Your instructions - All lines in the data that hold the word "Security" need copying.

Data records for software interfaces:
--

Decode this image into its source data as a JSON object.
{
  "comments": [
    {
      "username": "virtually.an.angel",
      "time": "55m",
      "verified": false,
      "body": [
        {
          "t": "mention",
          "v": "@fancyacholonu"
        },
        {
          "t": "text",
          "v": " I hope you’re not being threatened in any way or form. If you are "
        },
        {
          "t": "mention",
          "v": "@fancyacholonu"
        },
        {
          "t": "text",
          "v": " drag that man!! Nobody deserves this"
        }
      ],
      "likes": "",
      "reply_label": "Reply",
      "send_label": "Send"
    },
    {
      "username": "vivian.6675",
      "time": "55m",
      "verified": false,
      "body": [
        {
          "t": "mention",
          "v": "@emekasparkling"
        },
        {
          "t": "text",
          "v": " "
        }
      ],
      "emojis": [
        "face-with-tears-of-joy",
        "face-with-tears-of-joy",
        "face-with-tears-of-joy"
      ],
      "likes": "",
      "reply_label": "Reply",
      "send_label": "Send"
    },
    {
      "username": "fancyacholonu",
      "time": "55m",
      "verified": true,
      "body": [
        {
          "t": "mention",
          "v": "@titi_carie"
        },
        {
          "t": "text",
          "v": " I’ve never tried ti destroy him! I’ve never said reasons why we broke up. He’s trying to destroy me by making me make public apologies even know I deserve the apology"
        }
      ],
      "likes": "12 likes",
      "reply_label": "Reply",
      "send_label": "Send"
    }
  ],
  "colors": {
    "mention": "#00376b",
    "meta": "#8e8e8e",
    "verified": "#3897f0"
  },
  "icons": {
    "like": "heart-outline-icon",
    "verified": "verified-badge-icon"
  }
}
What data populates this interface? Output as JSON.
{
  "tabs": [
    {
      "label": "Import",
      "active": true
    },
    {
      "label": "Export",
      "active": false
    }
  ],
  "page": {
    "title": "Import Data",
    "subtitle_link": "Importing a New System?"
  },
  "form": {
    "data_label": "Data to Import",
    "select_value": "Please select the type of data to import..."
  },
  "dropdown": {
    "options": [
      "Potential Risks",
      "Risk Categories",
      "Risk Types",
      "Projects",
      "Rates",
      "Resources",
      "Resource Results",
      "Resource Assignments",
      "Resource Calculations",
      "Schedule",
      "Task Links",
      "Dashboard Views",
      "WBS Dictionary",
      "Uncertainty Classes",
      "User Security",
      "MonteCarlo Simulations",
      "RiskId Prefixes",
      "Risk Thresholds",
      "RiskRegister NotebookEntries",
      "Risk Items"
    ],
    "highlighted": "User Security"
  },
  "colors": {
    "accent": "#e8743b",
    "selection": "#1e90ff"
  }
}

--

Answer box -
      "User Security",
    "highlighted": "User Security"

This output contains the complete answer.